What needs to be done |
The data below is to be repeated in full, exactly as given.

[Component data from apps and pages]
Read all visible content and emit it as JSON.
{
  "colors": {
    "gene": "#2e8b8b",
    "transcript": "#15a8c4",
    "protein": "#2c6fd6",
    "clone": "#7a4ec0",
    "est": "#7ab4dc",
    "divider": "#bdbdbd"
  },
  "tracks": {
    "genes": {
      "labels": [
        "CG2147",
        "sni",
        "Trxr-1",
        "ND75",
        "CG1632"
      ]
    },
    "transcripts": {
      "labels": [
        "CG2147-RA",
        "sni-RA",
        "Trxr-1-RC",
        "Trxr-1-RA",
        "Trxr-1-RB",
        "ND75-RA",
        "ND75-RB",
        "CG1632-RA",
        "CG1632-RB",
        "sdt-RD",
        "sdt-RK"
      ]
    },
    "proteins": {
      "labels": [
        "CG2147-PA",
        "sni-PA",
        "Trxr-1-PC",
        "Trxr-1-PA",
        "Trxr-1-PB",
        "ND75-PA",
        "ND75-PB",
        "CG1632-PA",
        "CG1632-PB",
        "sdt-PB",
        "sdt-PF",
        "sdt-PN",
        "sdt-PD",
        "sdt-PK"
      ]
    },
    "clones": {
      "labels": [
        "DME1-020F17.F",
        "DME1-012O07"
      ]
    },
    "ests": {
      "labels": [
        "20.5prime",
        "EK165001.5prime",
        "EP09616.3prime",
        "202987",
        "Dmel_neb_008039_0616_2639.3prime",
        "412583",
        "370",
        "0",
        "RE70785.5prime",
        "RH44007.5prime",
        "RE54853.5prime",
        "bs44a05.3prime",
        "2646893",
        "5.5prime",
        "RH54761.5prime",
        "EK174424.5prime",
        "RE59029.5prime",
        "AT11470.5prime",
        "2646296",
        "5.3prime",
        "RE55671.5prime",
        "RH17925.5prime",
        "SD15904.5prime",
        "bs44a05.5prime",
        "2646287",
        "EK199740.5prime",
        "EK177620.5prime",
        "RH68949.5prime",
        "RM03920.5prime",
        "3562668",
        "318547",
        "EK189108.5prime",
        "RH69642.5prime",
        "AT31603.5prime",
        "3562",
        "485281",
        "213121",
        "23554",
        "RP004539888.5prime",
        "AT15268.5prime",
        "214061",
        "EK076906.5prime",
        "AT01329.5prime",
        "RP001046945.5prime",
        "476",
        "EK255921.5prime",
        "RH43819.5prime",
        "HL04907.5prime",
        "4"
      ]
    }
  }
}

Written reply |
Read all visible content and emit it as JSON.
{
  "colors": {
    "gene": "#2e8b8b",
    "transcript": "#15a8c4",
    "protein": "#2c6fd6",
    "clone": "#7a4ec0",
    "est": "#7ab4dc",
    "divider": "#bdbdbd"
  },
  "tracks": {
    "genes": {
      "labels": [
        "CG2147",
        "sni",
        "Trxr-1",
        "ND75",
        "CG1632"
      ]
    },
    "transcripts": {
      "labels": [
        "CG2147-RA",
        "sni-RA",
        "Trxr-1-RC",
        "Trxr-1-RA",
        "Trxr-1-RB",
        "ND75-RA",
        "ND75-RB",
        "CG1632-RA",
        "CG1632-RB",
        "sdt-RD",
        "sdt-RK"
      ]
    },
    "proteins": {
      "labels": [
        "CG2147-PA",
        "sni-PA",
        "Trxr-1-PC",
        "Trxr-1-PA",
        "Trxr-1-PB",
        "ND75-PA",
        "ND75-PB",
        "CG1632-PA",
        "CG1632-PB",
        "sdt-PB",
        "sdt-PF",
        "sdt-PN",
        "sdt-PD",
        "sdt-PK"
      ]
    },
    "clones": {
      "labels": [
        "DME1-020F17.F",
        "DME1-012O07"
      ]
    },
    "ests": {
      "labels": [
        "20.5prime",
        "EK165001.5prime",
        "EP09616.3prime",
        "202987",
        "Dmel_neb_008039_0616_2639.3prime",
        "412583",
        "370",
        "0",
        "RE70785.5prime",
        "RH44007.5prime",
        "RE54853.5prime",
        "bs44a05.3prime",
        "2646893",
        "5.5prime",
        "RH54761.5prime",
        "EK174424.5prime",
        "RE59029.5prime",
        "AT11470.5prime",
        "2646296",
        "5.3prime",
        "RE55671.5prime",
        "RH17925.5prime",
        "SD15904.5prime",
        "bs44a05.5prime",
        "2646287",
        "EK199740.5prime",
        "EK177620.5prime",
        "RH68949.5prime",
        "RM03920.5prime",
        "3562668",
        "318547",
        "EK189108.5prime",
        "RH69642.5prime",
        "AT31603.5prime",
        "3562",
        "485281",
        "213121",
        "23554",
        "RP004539888.5prime",
        "AT15268.5prime",
        "214061",
        "EK076906.5prime",
        "AT01329.5prime",
        "RP001046945.5prime",
        "476",
        "EK255921.5prime",
        "RH43819.5prime",
        "HL04907.5prime",
        "4"
      ]
    }
  }
}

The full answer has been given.